- Problem description -
Every line below must come back exactly as it stands, with the images omitted.
Data records START
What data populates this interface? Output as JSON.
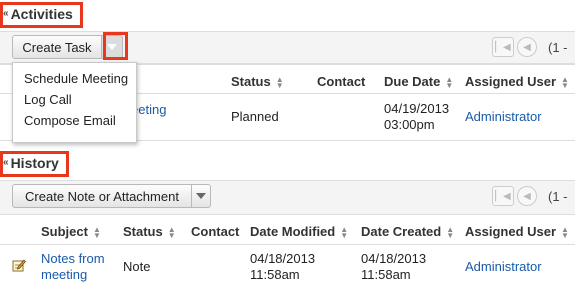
{
  "activities": {
    "title": "Activities",
    "create_button": "Create Task",
    "pager_text": "(1 -",
    "menu_items": [
      "Schedule Meeting",
      "Log Call",
      "Compose Email"
    ],
    "columns": [
      "Status",
      "Contact",
      "Due Date",
      "Assigned User"
    ],
    "row": {
      "subject_partial": "eeting",
      "status": "Planned",
      "due_date": "04/19/2013",
      "due_time": "03:00pm",
      "assigned_user": "Administrator"
    }
  },
  "history": {
    "title": "History",
    "create_button": "Create Note or Attachment",
    "pager_text": "(1 -",
    "columns": [
      "Subject",
      "Status",
      "Contact",
      "Date Modified",
      "Date Created",
      "Assigned User"
    ],
    "row": {
      "subject_line1": "Notes from",
      "subject_line2": "meeting",
      "status": "Note",
      "modified_date": "04/18/2013",
      "modified_time": "11:58am",
      "created_date": "04/18/2013",
      "created_time": "11:58am",
      "assigned_user": "Administrator"
    }
  },
  "colors": {
    "highlight": "#e8371c",
    "link": "#1a5aa8"
  }
}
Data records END
- Exercise result -
What data populates this interface? Output as JSON.
{
  "activities": {
    "title": "Activities",
    "create_button": "Create Task",
    "pager_text": "(1 -",
    "menu_items": [
      "Schedule Meeting",
      "Log Call",
      "Compose Email"
    ],
    "columns": [
      "Status",
      "Contact",
      "Due Date",
      "Assigned User"
    ],
    "row": {
      "subject_partial": "eeting",
      "status": "Planned",
      "due_date": "04/19/2013",
      "due_time": "03:00pm",
      "assigned_user": "Administrator"
    }
  },
  "history": {
    "title": "History",
    "create_button": "Create Note or Attachment",
    "pager_text": "(1 -",
    "columns": [
      "Subject",
      "Status",
      "Contact",
      "Date Modified",
      "Date Created",
      "Assigned User"
    ],
    "row": {
      "subject_line1": "Notes from",
      "subject_line2": "meeting",
      "status": "Note",
      "modified_date": "04/18/2013",
      "modified_time": "11:58am",
      "created_date": "04/18/2013",
      "created_time": "11:58am",
      "assigned_user": "Administrator"
    }
  },
  "colors": {
    "highlight": "#e8371c",
    "link": "#1a5aa8"
  }
}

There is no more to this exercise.